▶ [Problem to work on]
Among the entries below, find every line that has "title" and pull it out.

[Dataset rows describing interfaces]
---------------

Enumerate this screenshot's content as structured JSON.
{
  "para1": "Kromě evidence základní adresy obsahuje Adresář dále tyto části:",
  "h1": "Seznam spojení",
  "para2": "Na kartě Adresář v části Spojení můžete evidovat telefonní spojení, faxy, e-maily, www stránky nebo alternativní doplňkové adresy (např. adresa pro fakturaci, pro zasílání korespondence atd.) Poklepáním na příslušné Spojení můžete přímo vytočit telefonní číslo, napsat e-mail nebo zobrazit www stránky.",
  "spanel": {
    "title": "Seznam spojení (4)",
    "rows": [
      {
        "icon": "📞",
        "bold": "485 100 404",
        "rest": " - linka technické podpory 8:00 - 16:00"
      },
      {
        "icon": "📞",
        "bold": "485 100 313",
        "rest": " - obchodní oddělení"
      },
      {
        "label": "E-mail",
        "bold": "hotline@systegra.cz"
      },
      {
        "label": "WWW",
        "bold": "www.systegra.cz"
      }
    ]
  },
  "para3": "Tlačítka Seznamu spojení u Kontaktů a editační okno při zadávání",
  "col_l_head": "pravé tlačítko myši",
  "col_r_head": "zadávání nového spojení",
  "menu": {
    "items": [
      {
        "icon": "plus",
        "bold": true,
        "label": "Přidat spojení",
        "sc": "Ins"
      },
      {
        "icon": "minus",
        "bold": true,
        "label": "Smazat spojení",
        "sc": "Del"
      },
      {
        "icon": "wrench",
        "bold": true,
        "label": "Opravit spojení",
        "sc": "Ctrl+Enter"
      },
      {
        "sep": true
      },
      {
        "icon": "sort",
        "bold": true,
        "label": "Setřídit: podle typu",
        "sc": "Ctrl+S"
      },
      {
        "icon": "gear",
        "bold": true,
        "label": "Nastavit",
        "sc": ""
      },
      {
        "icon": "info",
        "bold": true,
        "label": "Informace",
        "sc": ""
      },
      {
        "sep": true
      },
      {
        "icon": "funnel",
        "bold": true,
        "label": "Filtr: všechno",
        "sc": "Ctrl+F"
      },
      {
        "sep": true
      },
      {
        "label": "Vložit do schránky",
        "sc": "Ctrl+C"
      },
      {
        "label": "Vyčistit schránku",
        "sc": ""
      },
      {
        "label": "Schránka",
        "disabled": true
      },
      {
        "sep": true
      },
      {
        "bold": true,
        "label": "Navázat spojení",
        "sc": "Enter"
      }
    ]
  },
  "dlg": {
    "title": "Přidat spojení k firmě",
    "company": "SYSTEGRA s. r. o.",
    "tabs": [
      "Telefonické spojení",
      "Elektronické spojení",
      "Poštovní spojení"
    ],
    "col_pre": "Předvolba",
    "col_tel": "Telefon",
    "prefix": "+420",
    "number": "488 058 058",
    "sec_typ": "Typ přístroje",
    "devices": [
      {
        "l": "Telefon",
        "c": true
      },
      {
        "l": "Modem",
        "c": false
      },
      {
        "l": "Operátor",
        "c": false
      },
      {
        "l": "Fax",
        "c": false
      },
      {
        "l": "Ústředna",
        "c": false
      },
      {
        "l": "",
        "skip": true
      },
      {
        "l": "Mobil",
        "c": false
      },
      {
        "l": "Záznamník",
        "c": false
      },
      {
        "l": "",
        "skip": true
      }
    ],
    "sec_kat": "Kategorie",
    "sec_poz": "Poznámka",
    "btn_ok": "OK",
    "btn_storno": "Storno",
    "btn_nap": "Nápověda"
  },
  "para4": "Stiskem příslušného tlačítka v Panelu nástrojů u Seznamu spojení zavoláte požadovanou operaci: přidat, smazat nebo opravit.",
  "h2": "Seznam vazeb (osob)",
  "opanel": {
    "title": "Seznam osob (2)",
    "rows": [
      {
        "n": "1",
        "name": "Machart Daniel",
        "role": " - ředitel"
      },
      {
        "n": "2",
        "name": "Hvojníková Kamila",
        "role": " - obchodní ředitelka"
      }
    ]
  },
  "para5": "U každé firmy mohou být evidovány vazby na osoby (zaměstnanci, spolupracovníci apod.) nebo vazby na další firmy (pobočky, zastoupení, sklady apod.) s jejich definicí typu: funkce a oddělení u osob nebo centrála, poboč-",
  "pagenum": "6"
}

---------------

▶ [Solution to the exercise]
    "title": "Seznam spojení (4)",
    "title": "Přidat spojení k firmě",
    "title": "Seznam osob (2)",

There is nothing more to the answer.